On the basis of a couple of studies released this week, you might think things are looking up for workplace equality in Britain, and in accordance, in South Africa and around the world.
PwC’s Women in Work index indicates that the UK climbed four places to 14th among Organisation for Economic Co-operation and Development (OECD) countries. At the same time, research from Procorre says there are now women directors on 57 percent of large companies’ boards.
It sounds positive until you figure that the UK is only 14th of 27 OECD countries, and 43 percent of large firms have no women at all on their boards. Full equality still appears a way off. Scandinavian nations unsurprisingly lead the bunch, with Norway fending off Denmark and Sweden for the top spot.
The difference between male and female median wages in Britain is 18 percent. In Norway it’s 6 percent. The difference between men and women’s labour force participation in Britain is 11 percent; in Norway it’s 4 percent. Seventy one percent of Norwegian women vs 61 percent British women are in full-time work than British women.
International comparisons are useful only up to a point anyway. While the likes of Norway might provide irritatingly impressive role models; it isn’t exactly fair to compare it with Greece, for example, where high levels of general unemployment involve high levels of female unemployment.
Returning to the UK, Procorre found 57.4 percent of firms with a turnover of about R18-billion or more had at least one woman director sitting on the board. That might seem high but less so when you think of how many people sit on the boards of most large companies. There are still a lot of all-male boardrooms even at the highest level.

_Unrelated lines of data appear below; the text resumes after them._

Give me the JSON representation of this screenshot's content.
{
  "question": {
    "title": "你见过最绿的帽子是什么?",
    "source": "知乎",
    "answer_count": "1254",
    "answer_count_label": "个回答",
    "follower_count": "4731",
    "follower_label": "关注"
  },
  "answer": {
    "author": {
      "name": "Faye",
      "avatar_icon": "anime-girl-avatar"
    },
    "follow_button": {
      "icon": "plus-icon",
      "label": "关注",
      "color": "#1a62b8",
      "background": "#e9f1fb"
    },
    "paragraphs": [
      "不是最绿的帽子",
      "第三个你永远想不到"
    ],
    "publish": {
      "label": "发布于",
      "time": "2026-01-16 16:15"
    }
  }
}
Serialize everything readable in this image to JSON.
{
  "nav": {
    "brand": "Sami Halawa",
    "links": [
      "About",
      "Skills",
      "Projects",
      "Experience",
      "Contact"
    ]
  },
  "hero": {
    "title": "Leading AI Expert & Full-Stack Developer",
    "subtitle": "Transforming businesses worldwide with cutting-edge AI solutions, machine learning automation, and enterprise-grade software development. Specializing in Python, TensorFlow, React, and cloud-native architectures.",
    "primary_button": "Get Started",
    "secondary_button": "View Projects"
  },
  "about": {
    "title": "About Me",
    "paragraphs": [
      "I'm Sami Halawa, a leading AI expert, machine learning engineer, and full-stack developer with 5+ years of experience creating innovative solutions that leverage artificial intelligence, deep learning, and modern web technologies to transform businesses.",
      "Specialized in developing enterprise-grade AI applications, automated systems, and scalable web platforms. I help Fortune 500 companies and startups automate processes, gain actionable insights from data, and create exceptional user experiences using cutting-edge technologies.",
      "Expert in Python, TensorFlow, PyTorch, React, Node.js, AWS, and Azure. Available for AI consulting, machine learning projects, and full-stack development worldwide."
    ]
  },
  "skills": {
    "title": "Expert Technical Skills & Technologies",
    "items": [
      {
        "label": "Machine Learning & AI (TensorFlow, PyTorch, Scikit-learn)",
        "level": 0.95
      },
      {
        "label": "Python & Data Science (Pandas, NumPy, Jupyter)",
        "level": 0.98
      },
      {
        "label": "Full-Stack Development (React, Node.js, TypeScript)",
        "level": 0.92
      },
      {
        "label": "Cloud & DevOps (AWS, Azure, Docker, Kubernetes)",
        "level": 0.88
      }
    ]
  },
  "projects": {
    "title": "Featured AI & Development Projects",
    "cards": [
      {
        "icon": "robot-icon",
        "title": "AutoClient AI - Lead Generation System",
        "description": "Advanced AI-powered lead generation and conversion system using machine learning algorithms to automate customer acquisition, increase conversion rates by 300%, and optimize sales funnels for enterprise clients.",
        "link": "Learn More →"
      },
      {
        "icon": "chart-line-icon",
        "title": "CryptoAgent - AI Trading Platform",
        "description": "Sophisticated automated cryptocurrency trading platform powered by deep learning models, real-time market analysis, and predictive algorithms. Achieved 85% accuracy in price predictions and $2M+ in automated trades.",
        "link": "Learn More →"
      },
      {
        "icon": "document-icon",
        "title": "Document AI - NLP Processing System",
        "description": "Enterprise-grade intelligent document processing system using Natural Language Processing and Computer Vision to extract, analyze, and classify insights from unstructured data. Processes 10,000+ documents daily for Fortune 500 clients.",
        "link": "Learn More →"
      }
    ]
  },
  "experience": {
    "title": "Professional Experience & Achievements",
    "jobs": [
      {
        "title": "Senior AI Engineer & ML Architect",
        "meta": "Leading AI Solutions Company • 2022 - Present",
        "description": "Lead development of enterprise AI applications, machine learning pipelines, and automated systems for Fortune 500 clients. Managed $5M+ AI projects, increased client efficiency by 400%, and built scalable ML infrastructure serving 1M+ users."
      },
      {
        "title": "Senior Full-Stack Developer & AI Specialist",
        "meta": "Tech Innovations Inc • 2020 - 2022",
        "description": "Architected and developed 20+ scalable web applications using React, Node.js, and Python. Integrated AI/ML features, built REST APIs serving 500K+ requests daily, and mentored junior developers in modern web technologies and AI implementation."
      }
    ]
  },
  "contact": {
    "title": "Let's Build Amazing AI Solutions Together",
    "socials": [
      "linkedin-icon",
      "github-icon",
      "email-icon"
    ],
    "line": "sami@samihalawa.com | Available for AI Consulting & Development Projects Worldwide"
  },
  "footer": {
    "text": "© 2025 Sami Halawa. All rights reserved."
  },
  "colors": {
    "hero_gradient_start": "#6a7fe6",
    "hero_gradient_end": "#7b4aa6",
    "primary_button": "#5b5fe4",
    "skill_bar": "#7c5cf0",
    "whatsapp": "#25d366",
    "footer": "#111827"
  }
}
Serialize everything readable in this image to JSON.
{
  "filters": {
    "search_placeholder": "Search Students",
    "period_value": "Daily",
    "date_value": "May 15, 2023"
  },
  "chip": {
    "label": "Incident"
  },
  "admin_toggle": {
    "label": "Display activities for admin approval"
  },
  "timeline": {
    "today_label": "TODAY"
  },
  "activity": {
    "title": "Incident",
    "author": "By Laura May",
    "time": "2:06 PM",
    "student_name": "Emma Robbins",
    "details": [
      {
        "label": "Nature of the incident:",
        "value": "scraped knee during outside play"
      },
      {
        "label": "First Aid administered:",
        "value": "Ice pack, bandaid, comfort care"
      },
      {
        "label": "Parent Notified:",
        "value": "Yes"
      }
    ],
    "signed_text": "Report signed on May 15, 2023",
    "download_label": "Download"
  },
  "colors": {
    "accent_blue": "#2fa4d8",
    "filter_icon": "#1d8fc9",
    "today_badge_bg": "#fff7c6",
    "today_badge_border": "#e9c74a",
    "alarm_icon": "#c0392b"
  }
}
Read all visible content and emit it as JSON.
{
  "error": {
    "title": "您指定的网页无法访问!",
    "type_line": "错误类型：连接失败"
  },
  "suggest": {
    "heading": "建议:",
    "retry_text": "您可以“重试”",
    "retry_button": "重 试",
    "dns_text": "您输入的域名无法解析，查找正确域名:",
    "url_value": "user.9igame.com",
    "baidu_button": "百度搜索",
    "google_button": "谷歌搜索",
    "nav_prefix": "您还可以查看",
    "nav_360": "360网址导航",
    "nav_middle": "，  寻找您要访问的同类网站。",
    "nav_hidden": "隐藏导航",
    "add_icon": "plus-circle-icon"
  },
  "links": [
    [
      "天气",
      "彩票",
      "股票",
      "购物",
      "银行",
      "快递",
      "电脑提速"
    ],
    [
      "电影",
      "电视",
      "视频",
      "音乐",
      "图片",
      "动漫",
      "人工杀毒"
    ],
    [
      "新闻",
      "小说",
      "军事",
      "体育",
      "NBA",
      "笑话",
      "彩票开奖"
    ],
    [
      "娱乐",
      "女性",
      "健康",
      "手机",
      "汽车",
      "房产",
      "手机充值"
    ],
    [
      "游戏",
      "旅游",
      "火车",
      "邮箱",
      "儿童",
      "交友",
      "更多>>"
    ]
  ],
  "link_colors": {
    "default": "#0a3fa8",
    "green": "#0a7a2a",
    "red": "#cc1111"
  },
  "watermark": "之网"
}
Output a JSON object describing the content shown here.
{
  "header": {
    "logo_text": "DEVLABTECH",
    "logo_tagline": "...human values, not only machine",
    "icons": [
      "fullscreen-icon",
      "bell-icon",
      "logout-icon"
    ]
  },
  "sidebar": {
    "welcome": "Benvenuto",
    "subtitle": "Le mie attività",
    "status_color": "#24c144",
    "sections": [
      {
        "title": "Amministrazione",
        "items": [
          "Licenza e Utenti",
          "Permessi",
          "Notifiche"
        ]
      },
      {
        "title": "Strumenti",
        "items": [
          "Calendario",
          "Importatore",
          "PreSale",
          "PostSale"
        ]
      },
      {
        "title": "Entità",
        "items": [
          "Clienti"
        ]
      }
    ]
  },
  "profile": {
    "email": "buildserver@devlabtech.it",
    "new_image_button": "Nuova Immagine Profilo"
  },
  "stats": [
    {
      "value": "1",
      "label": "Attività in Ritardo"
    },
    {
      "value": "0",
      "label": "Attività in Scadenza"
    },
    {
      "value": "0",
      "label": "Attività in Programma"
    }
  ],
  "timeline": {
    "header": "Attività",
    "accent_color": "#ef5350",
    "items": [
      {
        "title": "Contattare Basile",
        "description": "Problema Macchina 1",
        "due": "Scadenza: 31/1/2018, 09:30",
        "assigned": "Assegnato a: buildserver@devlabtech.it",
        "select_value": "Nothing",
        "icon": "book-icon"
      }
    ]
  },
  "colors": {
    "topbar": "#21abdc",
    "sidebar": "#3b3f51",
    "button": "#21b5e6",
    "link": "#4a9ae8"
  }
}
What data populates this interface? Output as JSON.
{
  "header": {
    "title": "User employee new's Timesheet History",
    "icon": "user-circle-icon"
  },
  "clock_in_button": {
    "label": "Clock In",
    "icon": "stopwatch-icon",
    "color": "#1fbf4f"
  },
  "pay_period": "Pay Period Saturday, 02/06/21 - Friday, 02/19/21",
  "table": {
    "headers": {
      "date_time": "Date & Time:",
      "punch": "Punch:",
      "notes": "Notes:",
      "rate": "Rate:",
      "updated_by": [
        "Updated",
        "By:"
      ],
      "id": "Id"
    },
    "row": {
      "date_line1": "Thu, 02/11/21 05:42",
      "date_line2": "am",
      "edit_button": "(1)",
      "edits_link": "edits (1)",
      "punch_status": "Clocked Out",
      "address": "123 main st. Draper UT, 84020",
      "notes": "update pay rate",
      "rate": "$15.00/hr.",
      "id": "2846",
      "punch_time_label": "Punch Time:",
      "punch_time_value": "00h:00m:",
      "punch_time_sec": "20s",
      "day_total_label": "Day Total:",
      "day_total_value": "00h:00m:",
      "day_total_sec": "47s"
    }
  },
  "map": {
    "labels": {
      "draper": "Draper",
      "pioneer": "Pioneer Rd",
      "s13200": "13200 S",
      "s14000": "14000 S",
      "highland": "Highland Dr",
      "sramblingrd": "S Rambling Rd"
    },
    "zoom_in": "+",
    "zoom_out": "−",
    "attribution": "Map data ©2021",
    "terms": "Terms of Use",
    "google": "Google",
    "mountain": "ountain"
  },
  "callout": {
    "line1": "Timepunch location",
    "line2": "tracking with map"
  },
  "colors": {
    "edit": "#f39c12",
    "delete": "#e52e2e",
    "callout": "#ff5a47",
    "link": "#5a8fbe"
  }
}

In smaller firms, the picture is apparently worse. Only 34.7 percent of firms with a turnover of less than R18-million had women directors. Procorre relationship manager, Sophie Sarrat, puts it down to small or absent HR departments. ‘The reality is that they often lack the resources and capacity that larger companies have to promote and develop women effectively through the pipeline,’ she said, adding that smaller boards have ‘less scope for diversity’. The same can be said for small companies with HR departments in South Africa that do not have the means to create opportunity for women in the workplace.